■ Task brief ■
Every line of the data below should be written out word for word.

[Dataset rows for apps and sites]
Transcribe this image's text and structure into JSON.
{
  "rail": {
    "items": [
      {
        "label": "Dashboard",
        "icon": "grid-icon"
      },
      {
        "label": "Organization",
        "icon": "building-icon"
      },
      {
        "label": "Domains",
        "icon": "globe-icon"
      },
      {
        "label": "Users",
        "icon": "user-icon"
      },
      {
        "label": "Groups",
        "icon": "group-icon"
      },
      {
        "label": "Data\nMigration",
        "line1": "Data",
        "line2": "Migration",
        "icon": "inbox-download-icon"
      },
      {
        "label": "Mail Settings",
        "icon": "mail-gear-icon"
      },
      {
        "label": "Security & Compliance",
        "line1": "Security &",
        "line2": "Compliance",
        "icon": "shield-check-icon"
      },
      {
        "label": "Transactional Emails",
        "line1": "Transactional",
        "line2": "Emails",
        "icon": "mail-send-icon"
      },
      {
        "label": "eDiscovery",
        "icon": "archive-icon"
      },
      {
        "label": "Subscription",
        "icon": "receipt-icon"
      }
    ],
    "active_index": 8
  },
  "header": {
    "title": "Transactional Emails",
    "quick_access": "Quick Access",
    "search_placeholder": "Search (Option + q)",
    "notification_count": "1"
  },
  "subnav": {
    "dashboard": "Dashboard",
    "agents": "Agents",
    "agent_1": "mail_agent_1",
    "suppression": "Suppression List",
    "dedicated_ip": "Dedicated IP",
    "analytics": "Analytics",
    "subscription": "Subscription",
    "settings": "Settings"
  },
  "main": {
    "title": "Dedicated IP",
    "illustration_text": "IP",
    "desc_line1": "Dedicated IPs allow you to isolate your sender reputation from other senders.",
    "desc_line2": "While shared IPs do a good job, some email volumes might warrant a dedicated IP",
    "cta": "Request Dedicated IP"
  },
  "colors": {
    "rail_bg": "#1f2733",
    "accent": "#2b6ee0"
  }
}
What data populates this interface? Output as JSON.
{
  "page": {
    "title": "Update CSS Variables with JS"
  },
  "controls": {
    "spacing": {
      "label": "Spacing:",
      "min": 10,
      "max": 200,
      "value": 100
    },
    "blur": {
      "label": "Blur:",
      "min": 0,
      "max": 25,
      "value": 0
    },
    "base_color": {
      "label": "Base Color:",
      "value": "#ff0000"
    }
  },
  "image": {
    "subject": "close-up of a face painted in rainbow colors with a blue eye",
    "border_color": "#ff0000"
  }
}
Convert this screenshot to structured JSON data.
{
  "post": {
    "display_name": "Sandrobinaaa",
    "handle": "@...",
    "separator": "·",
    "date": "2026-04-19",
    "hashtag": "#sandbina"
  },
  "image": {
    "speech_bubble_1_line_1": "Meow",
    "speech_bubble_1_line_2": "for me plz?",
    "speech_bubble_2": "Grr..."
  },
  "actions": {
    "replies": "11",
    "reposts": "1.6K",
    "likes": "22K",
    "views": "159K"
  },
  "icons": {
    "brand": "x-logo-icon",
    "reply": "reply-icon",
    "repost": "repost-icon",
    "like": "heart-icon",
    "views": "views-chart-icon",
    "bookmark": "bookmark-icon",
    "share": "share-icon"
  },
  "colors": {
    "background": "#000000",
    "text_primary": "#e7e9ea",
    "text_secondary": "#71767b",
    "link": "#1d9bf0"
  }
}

■ Exercise solution ■
Transcribe this image's text and structure into JSON.
{
  "rail": {
    "items": [
      {
        "label": "Dashboard",
        "icon": "grid-icon"
      },
      {
        "label": "Organization",
        "icon": "building-icon"
      },
      {
        "label": "Domains",
        "icon": "globe-icon"
      },
      {
        "label": "Users",
        "icon": "user-icon"
      },
      {
        "label": "Groups",
        "icon": "group-icon"
      },
      {
        "label": "Data\nMigration",
        "line1": "Data",
        "line2": "Migration",
        "icon": "inbox-download-icon"
      },
      {
        "label": "Mail Settings",
        "icon": "mail-gear-icon"
      },
      {
        "label": "Security & Compliance",
        "line1": "Security &",
        "line2": "Compliance",
        "icon": "shield-check-icon"
      },
      {
        "label": "Transactional Emails",
        "line1": "Transactional",
        "line2": "Emails",
        "icon": "mail-send-icon"
      },
      {
        "label": "eDiscovery",
        "icon": "archive-icon"
      },
      {
        "label": "Subscription",
        "icon": "receipt-icon"
      }
    ],
    "active_index": 8
  },
  "header": {
    "title": "Transactional Emails",
    "quick_access": "Quick Access",
    "search_placeholder": "Search (Option + q)",
    "notification_count": "1"
  },
  "subnav": {
    "dashboard": "Dashboard",
    "agents": "Agents",
    "agent_1": "mail_agent_1",
    "suppression": "Suppression List",
    "dedicated_ip": "Dedicated IP",
    "analytics": "Analytics",
    "subscription": "Subscription",
    "settings": "Settings"
  },
  "main": {
    "title": "Dedicated IP",
    "illustration_text": "IP",
    "desc_line1": "Dedicated IPs allow you to isolate your sender reputation from other senders.",
    "desc_line2": "While shared IPs do a good job, some email volumes might warrant a dedicated IP",
    "cta": "Request Dedicated IP"
  },
  "colors": {
    "rail_bg": "#1f2733",
    "accent": "#2b6ee0"
  }
}
What data populates this interface? Output as JSON.
{
  "page": {
    "title": "Update CSS Variables with JS"
  },
  "controls": {
    "spacing": {
      "label": "Spacing:",
      "min": 10,
      "max": 200,
      "value": 100
    },
    "blur": {
      "label": "Blur:",
      "min": 0,
      "max": 25,
      "value": 0
    },
    "base_color": {
      "label": "Base Color:",
      "value": "#ff0000"
    }
  },
  "image": {
    "subject": "close-up of a face painted in rainbow colors with a blue eye",
    "border_color": "#ff0000"
  }
}
Convert this screenshot to structured JSON data.
{
  "post": {
    "display_name": "Sandrobinaaa",
    "handle": "@...",
    "separator": "·",
    "date": "2026-04-19",
    "hashtag": "#sandbina"
  },
  "image": {
    "speech_bubble_1_line_1": "Meow",
    "speech_bubble_1_line_2": "for me plz?",
    "speech_bubble_2": "Grr..."
  },
  "actions": {
    "replies": "11",
    "reposts": "1.6K",
    "likes": "22K",
    "views": "159K"
  },
  "icons": {
    "brand": "x-logo-icon",
    "reply": "reply-icon",
    "repost": "repost-icon",
    "like": "heart-icon",
    "views": "views-chart-icon",
    "bookmark": "bookmark-icon",
    "share": "share-icon"
  },
  "colors": {
    "background": "#000000",
    "text_primary": "#e7e9ea",
    "text_secondary": "#71767b",
    "link": "#1d9bf0"
  }
}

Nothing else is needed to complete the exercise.